======== EXERCISE MATERIAL
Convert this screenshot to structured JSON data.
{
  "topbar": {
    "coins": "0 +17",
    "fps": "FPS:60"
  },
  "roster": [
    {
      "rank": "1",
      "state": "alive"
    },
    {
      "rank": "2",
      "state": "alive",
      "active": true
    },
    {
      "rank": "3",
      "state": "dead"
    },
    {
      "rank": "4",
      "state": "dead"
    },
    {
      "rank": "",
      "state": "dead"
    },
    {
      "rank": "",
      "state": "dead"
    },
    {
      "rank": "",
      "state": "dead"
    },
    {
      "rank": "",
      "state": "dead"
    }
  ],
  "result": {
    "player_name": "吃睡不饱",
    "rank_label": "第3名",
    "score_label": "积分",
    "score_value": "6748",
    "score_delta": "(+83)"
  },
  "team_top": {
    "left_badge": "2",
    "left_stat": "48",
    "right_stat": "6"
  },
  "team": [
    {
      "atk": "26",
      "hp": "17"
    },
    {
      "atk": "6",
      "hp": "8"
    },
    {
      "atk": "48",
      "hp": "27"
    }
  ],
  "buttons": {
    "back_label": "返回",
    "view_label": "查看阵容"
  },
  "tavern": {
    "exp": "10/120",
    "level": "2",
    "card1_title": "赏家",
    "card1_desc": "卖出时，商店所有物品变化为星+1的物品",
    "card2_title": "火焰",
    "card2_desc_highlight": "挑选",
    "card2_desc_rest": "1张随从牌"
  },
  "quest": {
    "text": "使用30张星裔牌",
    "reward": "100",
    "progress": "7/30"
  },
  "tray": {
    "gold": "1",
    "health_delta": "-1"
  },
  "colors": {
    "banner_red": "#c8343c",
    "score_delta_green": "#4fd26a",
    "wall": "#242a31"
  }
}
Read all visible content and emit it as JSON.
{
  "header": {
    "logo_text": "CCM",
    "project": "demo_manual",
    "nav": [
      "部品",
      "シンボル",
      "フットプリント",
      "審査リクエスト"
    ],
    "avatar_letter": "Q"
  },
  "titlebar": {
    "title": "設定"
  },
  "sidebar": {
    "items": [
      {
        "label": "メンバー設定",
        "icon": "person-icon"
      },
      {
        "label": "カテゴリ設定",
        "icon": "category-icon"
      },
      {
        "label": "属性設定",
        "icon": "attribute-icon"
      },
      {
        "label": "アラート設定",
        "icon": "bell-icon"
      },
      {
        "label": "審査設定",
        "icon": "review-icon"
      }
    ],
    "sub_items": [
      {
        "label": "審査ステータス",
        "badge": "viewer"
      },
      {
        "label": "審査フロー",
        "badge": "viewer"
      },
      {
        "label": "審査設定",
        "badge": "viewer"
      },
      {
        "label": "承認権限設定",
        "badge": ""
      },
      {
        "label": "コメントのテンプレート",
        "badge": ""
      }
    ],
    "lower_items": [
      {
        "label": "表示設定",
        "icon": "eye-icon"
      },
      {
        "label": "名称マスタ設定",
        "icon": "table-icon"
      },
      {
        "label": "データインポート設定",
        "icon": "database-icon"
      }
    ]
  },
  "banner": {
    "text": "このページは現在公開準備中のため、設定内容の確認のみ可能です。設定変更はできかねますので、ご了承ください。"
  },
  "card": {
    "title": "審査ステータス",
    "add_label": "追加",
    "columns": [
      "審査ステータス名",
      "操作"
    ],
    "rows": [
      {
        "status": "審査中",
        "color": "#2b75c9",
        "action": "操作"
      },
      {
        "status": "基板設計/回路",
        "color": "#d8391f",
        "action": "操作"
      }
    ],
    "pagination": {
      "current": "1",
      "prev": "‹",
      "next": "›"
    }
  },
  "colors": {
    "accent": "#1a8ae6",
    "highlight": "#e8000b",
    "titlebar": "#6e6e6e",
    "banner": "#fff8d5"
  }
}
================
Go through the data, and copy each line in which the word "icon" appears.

        "icon": "person-icon"
        "icon": "category-icon"
        "icon": "attribute-icon"
        "icon": "bell-icon"
        "icon": "review-icon"
        "icon": "eye-icon"
        "icon": "table-icon"
        "icon": "database-icon"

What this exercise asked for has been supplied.